So, Net Neutrality is another rule on top of a mountain of rules that are already in place… which include rules that give these carriers a very deep foothold in our internet infrastructure.
Just look at the regulatory issues that Google has faced (No, municipal interference is not the only hurdle they’ve faced, but it is a significant one.) in trying to expand their Google Fiber offering.
I think there’s an analogous situation with immigration here.
Some oppose immigration because some immigrants add weight to our tax-funded social infrastructure via claims on various welfare programs. So, those people say we should stop immigration. Others say the problem isn’t with immigrants, but with those welfare programs. Those people say we should be more open with our immigration policy and address the problems with welfare.
I fall into the latter camp with that particular argument.
With Net Neutrality, some say until we address the unnaturally uncompetitive advantage that these companies have, we should have Net Neutrality. Others say that the issue is with those monopolies, then and not with the practice of price discrimination and so we don’t need Net Neutrality.

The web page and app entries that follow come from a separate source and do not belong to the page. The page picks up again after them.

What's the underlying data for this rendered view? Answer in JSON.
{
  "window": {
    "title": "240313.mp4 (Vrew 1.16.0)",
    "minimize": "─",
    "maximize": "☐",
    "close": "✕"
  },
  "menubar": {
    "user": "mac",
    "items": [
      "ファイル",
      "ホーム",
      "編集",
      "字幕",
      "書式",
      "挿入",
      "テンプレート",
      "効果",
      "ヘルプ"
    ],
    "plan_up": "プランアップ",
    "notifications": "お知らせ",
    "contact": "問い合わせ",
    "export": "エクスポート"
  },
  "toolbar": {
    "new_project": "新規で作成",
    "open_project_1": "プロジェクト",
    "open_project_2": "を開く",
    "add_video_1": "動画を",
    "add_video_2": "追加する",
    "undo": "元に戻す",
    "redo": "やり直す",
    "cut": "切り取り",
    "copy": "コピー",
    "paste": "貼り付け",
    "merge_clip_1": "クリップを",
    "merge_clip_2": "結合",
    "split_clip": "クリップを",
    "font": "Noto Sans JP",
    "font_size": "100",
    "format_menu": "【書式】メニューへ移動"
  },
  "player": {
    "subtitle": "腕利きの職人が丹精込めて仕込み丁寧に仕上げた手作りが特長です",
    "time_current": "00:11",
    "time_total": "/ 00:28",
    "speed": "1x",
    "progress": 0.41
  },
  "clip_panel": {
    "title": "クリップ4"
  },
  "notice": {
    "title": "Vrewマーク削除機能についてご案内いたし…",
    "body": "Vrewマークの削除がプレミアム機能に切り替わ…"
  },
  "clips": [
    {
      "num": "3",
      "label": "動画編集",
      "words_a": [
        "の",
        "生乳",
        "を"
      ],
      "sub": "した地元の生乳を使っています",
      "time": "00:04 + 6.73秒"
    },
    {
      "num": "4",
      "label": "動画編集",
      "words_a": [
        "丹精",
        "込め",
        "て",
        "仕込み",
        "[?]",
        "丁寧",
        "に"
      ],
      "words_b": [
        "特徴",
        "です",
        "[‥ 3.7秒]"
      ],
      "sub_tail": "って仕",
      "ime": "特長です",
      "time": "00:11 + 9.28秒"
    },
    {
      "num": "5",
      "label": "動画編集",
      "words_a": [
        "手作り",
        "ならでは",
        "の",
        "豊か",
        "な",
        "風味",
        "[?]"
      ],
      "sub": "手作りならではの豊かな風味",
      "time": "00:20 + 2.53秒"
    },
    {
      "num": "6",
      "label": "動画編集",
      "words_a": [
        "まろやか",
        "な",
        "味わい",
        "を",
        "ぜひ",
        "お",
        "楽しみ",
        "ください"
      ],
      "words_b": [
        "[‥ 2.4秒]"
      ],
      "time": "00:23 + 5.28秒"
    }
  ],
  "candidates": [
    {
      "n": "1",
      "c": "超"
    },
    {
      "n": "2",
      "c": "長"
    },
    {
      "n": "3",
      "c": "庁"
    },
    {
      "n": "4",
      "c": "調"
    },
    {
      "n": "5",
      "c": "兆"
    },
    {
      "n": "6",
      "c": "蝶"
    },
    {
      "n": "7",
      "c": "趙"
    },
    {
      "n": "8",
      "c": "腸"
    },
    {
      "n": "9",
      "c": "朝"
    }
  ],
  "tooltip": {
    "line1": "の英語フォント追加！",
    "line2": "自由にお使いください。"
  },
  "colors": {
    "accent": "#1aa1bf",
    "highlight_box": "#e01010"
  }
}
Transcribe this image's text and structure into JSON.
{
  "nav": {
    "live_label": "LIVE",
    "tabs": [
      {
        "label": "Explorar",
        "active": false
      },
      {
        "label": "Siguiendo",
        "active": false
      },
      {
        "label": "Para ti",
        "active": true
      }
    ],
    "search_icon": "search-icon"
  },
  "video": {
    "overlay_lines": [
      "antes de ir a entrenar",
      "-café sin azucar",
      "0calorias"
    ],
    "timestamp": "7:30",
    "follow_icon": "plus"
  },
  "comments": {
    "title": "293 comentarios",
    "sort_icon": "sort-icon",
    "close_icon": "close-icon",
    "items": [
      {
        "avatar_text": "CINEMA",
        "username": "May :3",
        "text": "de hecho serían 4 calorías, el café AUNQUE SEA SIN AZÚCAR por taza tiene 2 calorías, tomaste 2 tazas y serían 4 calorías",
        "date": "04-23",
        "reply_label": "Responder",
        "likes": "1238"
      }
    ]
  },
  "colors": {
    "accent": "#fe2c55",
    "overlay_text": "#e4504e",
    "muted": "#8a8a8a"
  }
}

I am slightly more sympathetic to the former argument there because unlike with immigration and welfare, the issues of Net Neutrality and the monopolies granted to the cable companies and telcos are closely related to one another.
I don’t see us getting rid of the controls our government has over our ISPs/telcos/cable companies and more than I can see the government getting rid of welfare programs. The thing with regulations and controls like this is that for as much fuss goes into enacting them, they almost never really go away. Did you know we STILL have major parts of the Patriot Act still going? Congress even renewed parts of that beast in 2015. So, yeah.
So, the question becomes one of how to make the best of an already bad situation.
I hate the very idea of Net Neutrality so much. It goes against not only my moral and political ideals, but my understanding of economics and business. I hate how so many of the arguments in favor of it rely on appeals to my individual interests as a consumer (“You’ll pay more!”) rather than appealing to my sense of fair play for everyone involved — including the ISPs. And I really don’t like how so many people conflate state power and economic power.
But Net Neutrality may be the best way to move forward until we can start to address the more fundamental problems with the way our government is involved in these businesses.
I’m not 100% certain and I can see how thoughtful people who start with the same basic premises that I have could arrive at different conclusions here.